Ancient Egypt Agriculture – The Gift of the Nile

The ancient civilization of Egypt owes much of its prosperity and longevity to the fertile lands nourished by the mighty Nile River. With its annual flooding and rich silt deposits, the Nile created a unique agricultural landscape that sustained the civilization for thousands of years. Ancient Egyptian agriculture was a testament to human ingenuity and resourcefulness, laying the foundation for the civilization’s success and cultural development.

The Nile’s Blessing: Irrigation and the Floodplain

The Nile River, flowing from south to north, created a lush and fertile floodplain along its banks. This floodplain, known as the “black land,” was ideal for agriculture due to the deposits of nutrient-rich silt left behind by the annual flooding. The Egyptians developed sophisticated irrigation systems to harness the Nile’s waters and distribute them to their fields.

Using a network of canals, dikes, and basins, the Egyptians were able to control the water flow and ensure that their fields received the necessary irrigation. This irrigation system allowed them to cultivate crops throughout the year, leading to a reliable and abundant food supply.

Crop Cultivation: Staple Foods and Cash Crops

Ancient Egyptians cultivated a variety of crops, both for sustenance and for trade. The staple crops included wheat, barley, and emmer, which provided the foundation of their diet. These grains were used to make bread, porridge, and beer, which formed the core of the Egyptian cuisine.

In addition to grains, the Egyptians grew a diverse range of fruits and vegetables, such as figs, dates, melons, onions, lettuce, and garlic. They also cultivated flax for linen production, which was a significant industry in ancient Egypt.

Trade and Commerce: The Agricultural Surplus

The abundance of agricultural resources in ancient Egypt gave rise to a thriving trade and commerce sector. The surplus food and commodities allowed the Egyptians to engage in long-distance trade with neighboring regions and distant lands. They exchanged their agricultural products for luxury items, rare materials, and goods not readily available within their borders.

Moreover, agriculture played a vital role in the state economy. Taxes were often levied based on agricultural production, and the surplus food was stored in granaries to serve as a reserve during times of famine or as provisions for the military.

Religious Significance: Agriculture and Deities

Ancient Egyptian agriculture was deeply intertwined with their religious beliefs. The Egyptians believed that the success of their crops and the annual flooding of the Nile were directly connected to the gods’ favor. They worshipped deities associated with agriculture, such as Osiris, the god of the afterlife and fertility, and Hathor, the goddess of love and joy.

Harvest festivals and rituals were held to honor these deities and seek their blessings for a bountiful harvest. The Nile flood was seen as a divine act, and the agricultural calendar was closely tied to celestial events and religious ceremonies.

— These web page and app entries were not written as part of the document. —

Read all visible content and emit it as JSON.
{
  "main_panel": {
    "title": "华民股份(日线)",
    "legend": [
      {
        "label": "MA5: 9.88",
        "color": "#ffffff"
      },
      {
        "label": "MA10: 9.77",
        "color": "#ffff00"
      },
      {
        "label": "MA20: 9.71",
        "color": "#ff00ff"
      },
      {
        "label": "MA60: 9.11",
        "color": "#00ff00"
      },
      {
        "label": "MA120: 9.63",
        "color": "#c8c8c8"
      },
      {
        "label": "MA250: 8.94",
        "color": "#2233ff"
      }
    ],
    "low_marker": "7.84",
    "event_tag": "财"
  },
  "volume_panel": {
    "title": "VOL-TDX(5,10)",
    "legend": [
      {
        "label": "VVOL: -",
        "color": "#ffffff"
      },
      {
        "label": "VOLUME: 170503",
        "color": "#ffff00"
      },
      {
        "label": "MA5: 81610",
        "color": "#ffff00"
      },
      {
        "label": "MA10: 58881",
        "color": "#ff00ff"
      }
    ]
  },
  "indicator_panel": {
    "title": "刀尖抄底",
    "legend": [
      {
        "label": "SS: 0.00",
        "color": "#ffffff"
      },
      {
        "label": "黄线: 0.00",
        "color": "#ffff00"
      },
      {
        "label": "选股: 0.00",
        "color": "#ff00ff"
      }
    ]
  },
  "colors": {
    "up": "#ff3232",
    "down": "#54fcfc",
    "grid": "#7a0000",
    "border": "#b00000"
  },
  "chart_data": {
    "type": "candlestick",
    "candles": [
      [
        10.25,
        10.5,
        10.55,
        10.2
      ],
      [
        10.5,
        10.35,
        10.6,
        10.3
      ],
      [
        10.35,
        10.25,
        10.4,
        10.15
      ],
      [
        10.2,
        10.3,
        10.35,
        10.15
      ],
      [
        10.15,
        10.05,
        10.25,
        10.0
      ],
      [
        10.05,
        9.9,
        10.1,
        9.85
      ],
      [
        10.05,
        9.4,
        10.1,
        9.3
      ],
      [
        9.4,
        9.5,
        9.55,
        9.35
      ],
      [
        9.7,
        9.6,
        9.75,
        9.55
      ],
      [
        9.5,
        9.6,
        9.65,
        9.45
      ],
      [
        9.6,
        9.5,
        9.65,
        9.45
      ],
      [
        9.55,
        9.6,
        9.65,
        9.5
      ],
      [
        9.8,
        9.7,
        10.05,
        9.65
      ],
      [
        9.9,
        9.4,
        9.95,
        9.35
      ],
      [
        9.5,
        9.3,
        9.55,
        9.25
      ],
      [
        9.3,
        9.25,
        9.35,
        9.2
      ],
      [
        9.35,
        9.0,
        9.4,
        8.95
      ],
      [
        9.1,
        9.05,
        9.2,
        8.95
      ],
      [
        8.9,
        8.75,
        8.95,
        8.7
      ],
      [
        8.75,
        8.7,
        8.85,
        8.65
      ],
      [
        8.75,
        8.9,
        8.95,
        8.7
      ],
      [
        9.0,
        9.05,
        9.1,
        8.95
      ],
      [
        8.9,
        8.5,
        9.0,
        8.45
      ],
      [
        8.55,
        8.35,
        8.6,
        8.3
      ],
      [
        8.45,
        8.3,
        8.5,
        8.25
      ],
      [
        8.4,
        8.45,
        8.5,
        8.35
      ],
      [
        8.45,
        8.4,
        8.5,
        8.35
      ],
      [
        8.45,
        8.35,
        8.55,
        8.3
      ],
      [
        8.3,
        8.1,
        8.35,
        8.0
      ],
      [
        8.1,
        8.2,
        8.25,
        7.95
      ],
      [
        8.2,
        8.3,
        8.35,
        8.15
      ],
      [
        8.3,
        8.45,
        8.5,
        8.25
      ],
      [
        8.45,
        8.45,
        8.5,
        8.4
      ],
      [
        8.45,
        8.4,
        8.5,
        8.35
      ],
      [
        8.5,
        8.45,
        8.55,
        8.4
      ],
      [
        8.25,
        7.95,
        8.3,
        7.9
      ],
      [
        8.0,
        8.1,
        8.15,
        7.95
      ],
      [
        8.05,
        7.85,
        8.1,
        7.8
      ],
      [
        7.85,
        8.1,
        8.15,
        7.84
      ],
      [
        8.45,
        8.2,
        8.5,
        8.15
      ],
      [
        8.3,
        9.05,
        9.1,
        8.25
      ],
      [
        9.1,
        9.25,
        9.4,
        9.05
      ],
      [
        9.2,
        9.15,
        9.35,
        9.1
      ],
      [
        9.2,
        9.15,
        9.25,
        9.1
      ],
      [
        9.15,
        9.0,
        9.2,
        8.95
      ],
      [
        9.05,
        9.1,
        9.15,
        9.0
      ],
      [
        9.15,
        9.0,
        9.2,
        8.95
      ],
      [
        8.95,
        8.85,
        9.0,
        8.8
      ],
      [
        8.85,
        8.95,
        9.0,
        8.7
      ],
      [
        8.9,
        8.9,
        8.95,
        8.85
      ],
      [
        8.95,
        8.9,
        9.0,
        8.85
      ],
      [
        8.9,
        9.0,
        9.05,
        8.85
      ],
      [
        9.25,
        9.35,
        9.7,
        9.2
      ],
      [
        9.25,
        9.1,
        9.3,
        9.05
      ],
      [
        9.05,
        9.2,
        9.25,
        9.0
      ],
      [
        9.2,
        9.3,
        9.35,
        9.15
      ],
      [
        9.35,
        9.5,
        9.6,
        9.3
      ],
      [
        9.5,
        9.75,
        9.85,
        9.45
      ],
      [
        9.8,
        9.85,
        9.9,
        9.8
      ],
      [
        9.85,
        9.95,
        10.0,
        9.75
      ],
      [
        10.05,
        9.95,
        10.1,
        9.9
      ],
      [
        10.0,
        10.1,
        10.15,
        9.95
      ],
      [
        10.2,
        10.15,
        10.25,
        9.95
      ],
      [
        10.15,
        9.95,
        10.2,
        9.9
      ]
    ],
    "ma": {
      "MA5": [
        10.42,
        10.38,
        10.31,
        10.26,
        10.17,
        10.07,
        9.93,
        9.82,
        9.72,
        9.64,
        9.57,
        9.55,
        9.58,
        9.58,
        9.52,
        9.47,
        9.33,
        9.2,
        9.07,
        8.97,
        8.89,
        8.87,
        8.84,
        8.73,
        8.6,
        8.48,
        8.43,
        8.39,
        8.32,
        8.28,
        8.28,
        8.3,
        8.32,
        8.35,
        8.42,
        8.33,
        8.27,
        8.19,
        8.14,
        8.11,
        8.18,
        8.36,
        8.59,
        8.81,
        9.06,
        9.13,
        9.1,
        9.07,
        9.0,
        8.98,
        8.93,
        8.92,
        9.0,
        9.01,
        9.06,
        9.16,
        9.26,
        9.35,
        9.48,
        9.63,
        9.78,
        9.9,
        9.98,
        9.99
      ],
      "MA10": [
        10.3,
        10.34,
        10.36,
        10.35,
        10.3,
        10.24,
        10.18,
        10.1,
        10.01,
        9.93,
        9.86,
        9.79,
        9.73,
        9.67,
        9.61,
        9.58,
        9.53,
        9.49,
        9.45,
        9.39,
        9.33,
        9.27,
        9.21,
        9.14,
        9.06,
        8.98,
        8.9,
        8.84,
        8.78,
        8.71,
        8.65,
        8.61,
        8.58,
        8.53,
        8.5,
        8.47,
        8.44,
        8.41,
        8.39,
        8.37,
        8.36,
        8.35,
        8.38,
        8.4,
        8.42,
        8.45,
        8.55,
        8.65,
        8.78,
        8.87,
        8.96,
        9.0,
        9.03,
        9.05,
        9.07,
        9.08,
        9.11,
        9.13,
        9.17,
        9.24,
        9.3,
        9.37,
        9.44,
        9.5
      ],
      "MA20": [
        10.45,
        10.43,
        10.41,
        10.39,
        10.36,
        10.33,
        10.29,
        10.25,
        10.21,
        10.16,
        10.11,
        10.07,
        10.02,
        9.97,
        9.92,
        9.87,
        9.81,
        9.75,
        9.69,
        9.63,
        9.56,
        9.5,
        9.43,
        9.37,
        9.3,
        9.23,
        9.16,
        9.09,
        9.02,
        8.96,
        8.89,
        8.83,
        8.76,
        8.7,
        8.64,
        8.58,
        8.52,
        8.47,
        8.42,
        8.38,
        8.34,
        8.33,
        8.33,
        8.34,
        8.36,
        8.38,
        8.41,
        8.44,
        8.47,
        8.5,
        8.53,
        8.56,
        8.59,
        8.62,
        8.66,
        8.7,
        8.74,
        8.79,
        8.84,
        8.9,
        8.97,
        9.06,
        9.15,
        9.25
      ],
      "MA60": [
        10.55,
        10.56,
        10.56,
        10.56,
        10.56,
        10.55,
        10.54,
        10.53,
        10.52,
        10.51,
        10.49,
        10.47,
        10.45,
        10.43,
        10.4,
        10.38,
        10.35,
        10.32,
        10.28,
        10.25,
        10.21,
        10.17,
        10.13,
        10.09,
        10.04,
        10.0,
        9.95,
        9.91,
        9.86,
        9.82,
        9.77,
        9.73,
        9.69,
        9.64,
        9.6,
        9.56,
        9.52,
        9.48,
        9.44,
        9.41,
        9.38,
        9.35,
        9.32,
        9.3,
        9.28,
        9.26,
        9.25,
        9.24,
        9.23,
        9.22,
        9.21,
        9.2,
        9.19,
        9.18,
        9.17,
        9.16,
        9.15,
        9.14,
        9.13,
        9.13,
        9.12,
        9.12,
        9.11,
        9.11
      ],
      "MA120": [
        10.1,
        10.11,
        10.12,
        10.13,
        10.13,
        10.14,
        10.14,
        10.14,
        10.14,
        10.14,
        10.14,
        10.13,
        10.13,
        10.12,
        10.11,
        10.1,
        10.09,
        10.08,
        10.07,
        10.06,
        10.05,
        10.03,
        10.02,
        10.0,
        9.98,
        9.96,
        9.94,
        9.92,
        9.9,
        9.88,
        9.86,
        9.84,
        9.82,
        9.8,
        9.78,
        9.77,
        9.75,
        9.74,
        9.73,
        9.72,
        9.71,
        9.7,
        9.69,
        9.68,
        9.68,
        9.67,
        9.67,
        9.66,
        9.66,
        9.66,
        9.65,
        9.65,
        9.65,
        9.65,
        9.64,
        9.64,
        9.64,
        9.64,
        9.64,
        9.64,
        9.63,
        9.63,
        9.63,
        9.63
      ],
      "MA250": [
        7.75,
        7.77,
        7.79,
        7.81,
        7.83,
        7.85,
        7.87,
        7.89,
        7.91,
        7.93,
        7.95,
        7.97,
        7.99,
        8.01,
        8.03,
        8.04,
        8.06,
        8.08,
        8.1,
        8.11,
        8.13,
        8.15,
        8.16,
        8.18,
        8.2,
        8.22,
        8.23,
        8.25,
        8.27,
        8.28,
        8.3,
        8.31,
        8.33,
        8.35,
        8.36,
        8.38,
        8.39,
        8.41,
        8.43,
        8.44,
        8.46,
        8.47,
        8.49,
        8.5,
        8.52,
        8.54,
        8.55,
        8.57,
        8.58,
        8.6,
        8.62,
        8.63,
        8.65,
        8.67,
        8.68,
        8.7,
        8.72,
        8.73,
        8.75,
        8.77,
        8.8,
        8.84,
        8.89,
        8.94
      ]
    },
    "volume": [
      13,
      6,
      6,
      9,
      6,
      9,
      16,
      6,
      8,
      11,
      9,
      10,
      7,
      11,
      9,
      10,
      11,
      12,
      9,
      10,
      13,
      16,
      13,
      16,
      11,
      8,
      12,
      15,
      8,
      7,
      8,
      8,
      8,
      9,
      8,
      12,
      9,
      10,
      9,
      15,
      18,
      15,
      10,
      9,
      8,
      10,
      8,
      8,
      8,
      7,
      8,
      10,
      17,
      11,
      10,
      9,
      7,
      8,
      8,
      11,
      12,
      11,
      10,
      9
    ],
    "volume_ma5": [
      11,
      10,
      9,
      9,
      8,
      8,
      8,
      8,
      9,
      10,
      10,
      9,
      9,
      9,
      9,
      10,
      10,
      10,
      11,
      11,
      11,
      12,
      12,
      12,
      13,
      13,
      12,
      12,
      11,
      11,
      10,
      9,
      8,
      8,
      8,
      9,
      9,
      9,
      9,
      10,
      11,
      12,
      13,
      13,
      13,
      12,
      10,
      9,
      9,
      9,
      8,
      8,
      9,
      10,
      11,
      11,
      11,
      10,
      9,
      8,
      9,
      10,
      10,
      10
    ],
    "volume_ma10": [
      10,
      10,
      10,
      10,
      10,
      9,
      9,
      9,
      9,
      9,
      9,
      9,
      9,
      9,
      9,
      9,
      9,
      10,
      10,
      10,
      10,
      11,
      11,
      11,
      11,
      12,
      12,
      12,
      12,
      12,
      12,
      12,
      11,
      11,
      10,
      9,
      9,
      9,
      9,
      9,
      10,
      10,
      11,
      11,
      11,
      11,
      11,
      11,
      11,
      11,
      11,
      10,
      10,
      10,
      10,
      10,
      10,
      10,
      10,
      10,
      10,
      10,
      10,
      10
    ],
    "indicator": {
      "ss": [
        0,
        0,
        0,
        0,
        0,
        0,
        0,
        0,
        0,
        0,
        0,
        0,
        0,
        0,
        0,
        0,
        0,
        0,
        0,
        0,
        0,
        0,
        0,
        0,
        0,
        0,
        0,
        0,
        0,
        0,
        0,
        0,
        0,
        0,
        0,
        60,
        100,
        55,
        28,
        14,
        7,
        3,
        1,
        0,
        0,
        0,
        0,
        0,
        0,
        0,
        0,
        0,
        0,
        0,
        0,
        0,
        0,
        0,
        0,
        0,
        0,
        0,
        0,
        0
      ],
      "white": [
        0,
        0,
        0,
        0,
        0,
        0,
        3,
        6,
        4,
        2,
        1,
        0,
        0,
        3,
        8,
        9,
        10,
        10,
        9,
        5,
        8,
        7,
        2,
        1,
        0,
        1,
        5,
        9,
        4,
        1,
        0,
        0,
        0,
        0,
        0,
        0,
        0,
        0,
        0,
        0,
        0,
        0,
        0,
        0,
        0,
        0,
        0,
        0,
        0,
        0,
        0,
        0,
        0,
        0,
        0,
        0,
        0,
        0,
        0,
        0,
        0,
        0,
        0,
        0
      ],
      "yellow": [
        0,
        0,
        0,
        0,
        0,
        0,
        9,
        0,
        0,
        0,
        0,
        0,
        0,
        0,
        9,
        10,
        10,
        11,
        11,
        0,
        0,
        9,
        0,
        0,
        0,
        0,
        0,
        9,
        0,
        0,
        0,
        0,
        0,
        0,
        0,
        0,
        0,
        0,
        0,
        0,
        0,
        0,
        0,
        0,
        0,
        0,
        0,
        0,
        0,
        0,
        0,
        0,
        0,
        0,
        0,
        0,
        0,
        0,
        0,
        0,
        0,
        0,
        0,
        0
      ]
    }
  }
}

Legacy and Lessons: Sustainability and Resourcefulness

The ancient Egyptian agricultural practices hold valuable lessons for modern societies. The Egyptians demonstrated sustainable farming techniques by relying on the natural cycles of the Nile and developing effective irrigation systems. They also utilized crop rotation to maintain soil fertility and prevent depletion.

Furthermore, their resourcefulness in maximizing the potential of their arable land and diversifying their crops ensured food security and economic stability. The ancient Egyptians serve as a remarkable example of how a civilization thrived through a deep connection with their natural environment and wise agricultural practices.

In conclusion, ancient Egyptian agriculture was the backbone of their civilization, providing sustenance, wealth, and cultural development. The Nile River and the ingenious irrigation systems allowed the Egyptians to harness the land’s potential and create a thriving agricultural economy. The legacy of their agricultural practices and reverence for the natural world continue to inspire and hold valuable lessons for our own sustainable future.

Wikipedia: Ancient Egypt
History Channel: Ancient Egypt
Live Science: Ancient Egypt
Ancient Egypt for Kids
British Museum: Ancient Egypt

Ancient Egypt